> **How to complete this task**
Of all the lines in the material, how many carry the string "bath"? Respond with the number by itself.
┄┄┄┄┄┄
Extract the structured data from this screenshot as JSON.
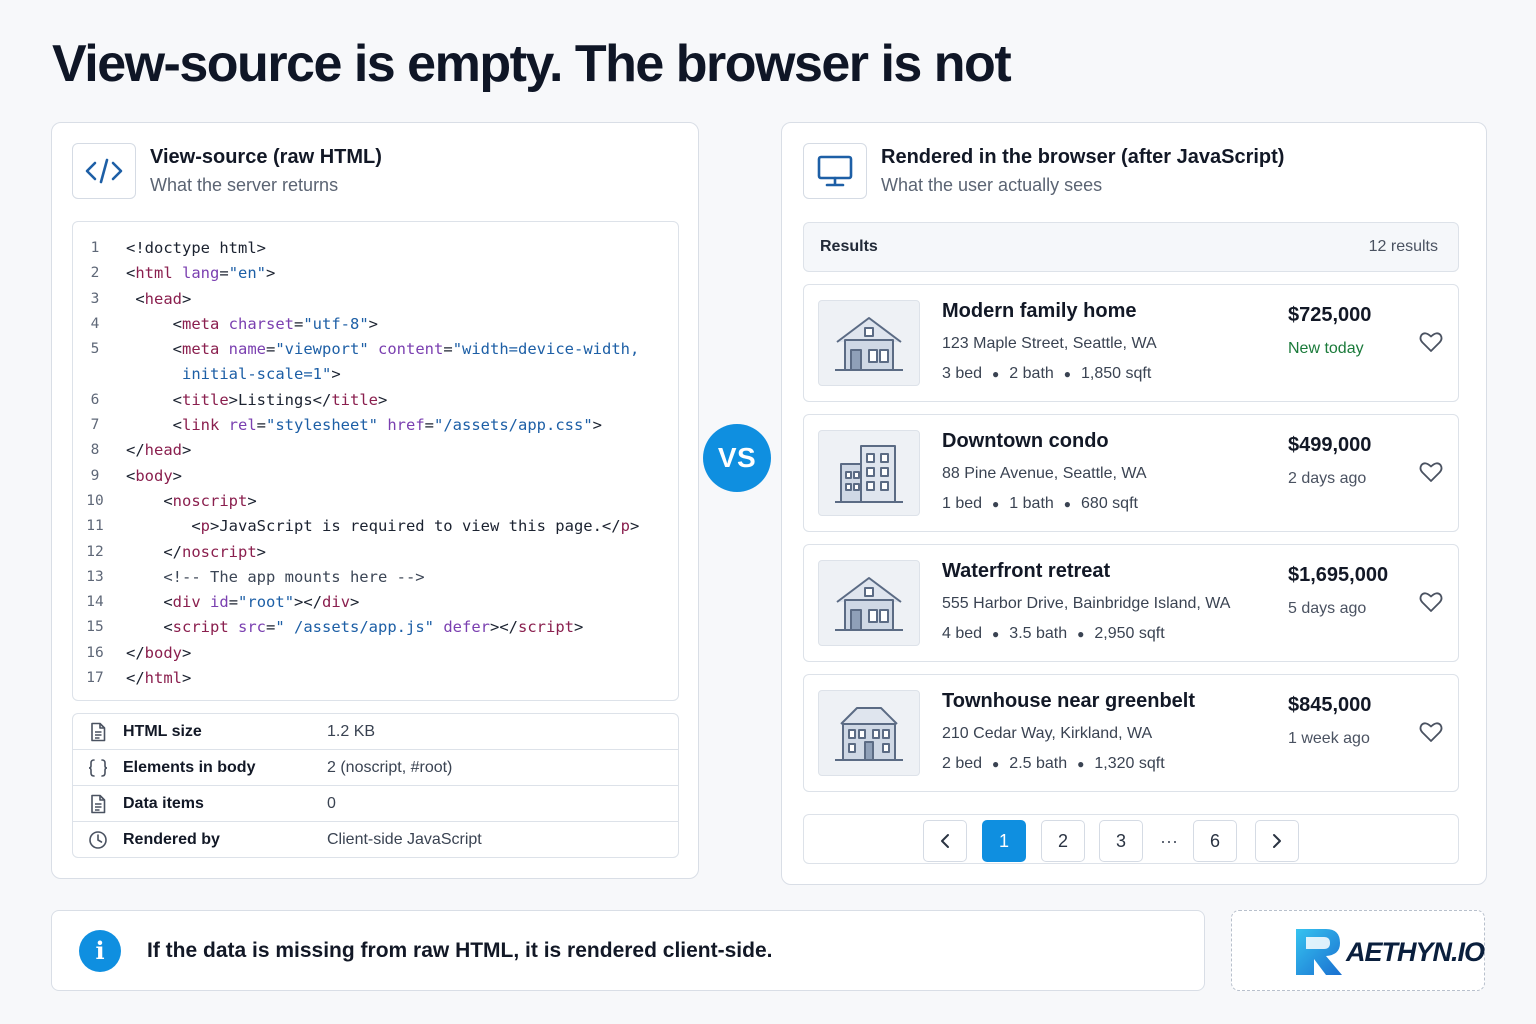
{
  "page": {
    "title": "View-source is empty. The browser is not"
  },
  "left_panel": {
    "title": "View-source (raw HTML)",
    "subtitle": "What the server returns",
    "icon": "code-icon",
    "code_lines": [
      {
        "n": "1",
        "html": "<span class=\"pun\">&lt;!doctype html&gt;</span>"
      },
      {
        "n": "2",
        "html": "&lt;<span class=\"tag\">html</span> <span class=\"attr\">lang</span>=<span class=\"val\">\"en\"</span>&gt;"
      },
      {
        "n": "3",
        "html": " &lt;<span class=\"tag\">head</span>&gt;"
      },
      {
        "n": "4",
        "html": "     &lt;<span class=\"tag\">meta</span> <span class=\"attr\">charset</span>=<span class=\"val\">\"utf-8\"</span>&gt;"
      },
      {
        "n": "5",
        "html": "     &lt;<span class=\"tag\">meta</span> <span class=\"attr\">name</span>=<span class=\"val\">\"viewport\"</span> <span class=\"attr\">content</span>=<span class=\"val\">\"width=device-width,</span>"
      },
      {
        "n": "",
        "html": "      <span class=\"val\">initial-scale=1\"</span>&gt;"
      },
      {
        "n": "6",
        "html": "     &lt;<span class=\"tag\">title</span>&gt;Listings&lt;/<span class=\"tag\">title</span>&gt;"
      },
      {
        "n": "7",
        "html": "     &lt;<span class=\"tag\">link</span> <span class=\"attr\">rel</span>=<span class=\"val\">\"stylesheet\"</span> <span class=\"attr\">href</span>=<span class=\"val\">\"/assets/app.css\"</span>&gt;"
      },
      {
        "n": "8",
        "html": "&lt;/<span class=\"tag\">head</span>&gt;"
      },
      {
        "n": "9",
        "html": "&lt;<span class=\"tag\">body</span>&gt;"
      },
      {
        "n": "10",
        "html": "    &lt;<span class=\"tag\">noscript</span>&gt;"
      },
      {
        "n": "11",
        "html": "       &lt;<span class=\"tag\">p</span>&gt;JavaScript is required to view this page.&lt;/<span class=\"tag\">p</span>&gt;"
      },
      {
        "n": "12",
        "html": "    &lt;/<span class=\"tag\">noscript</span>&gt;"
      },
      {
        "n": "13",
        "html": "    <span class=\"cmt\">&lt;!-- The app mounts here --&gt;</span>"
      },
      {
        "n": "14",
        "html": "    &lt;<span class=\"tag\">div</span> <span class=\"attr\">id</span>=<span class=\"val\">\"root\"</span>&gt;&lt;/<span class=\"tag\">div</span>&gt;"
      },
      {
        "n": "15",
        "html": "    &lt;<span class=\"tag\">script</span> <span class=\"attr\">src</span>=<span class=\"val\">\" /assets/app.js\"</span> <span class=\"attr\">defer</span>&gt;&lt;/<span class=\"tag\">script</span>&gt;"
      },
      {
        "n": "16",
        "html": "&lt;/<span class=\"tag\">body</span>&gt;"
      },
      {
        "n": "17",
        "html": "&lt;/<span class=\"tag\">html</span>&gt;"
      }
    ],
    "info": [
      {
        "icon": "file-icon",
        "label": "HTML size",
        "value": "1.2 KB"
      },
      {
        "icon": "braces-icon",
        "label": "Elements in body",
        "value": "2 (noscript, #root)"
      },
      {
        "icon": "file-icon",
        "label": "Data items",
        "value": "0"
      },
      {
        "icon": "clock-icon",
        "label": "Rendered by",
        "value": "Client-side JavaScript"
      }
    ]
  },
  "vs_label": "VS",
  "right_panel": {
    "title": "Rendered in the browser (after JavaScript)",
    "subtitle": "What the user actually sees",
    "icon": "monitor-icon",
    "results_label": "Results",
    "results_count": "12 results",
    "listings": [
      {
        "title": "Modern family home",
        "address": "123 Maple Street, Seattle, WA",
        "beds": "3 bed",
        "baths": "2 bath",
        "sqft": "1,850 sqft",
        "price": "$725,000",
        "when": "New today",
        "is_new": true,
        "icon": "house-icon"
      },
      {
        "title": "Downtown condo",
        "address": "88 Pine Avenue, Seattle, WA",
        "beds": "1 bed",
        "baths": "1 bath",
        "sqft": "680 sqft",
        "price": "$499,000",
        "when": "2 days ago",
        "is_new": false,
        "icon": "building-icon"
      },
      {
        "title": "Waterfront retreat",
        "address": "555 Harbor Drive, Bainbridge Island, WA",
        "beds": "4 bed",
        "baths": "3.5 bath",
        "sqft": "2,950 sqft",
        "price": "$1,695,000",
        "when": "5 days ago",
        "is_new": false,
        "icon": "house-icon"
      },
      {
        "title": "Townhouse near greenbelt",
        "address": "210 Cedar Way, Kirkland, WA",
        "beds": "2 bed",
        "baths": "2.5 bath",
        "sqft": "1,320 sqft",
        "price": "$845,000",
        "when": "1 week ago",
        "is_new": false,
        "icon": "townhouse-icon"
      }
    ],
    "pagination": {
      "prev": "‹",
      "pages": [
        "1",
        "2",
        "3"
      ],
      "ellipsis": "···",
      "last": "6",
      "next": "›",
      "active": "1"
    }
  },
  "note": {
    "icon": "i",
    "text": "If the data is missing from raw HTML, it is rendered client-side."
  },
  "logo": {
    "text": "AETHYN.IO"
  },
  "colors": {
    "accent": "#0f8fe0",
    "new_green": "#1a7a3a",
    "text": "#121826"
  }
}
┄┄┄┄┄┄
> **Answer**
4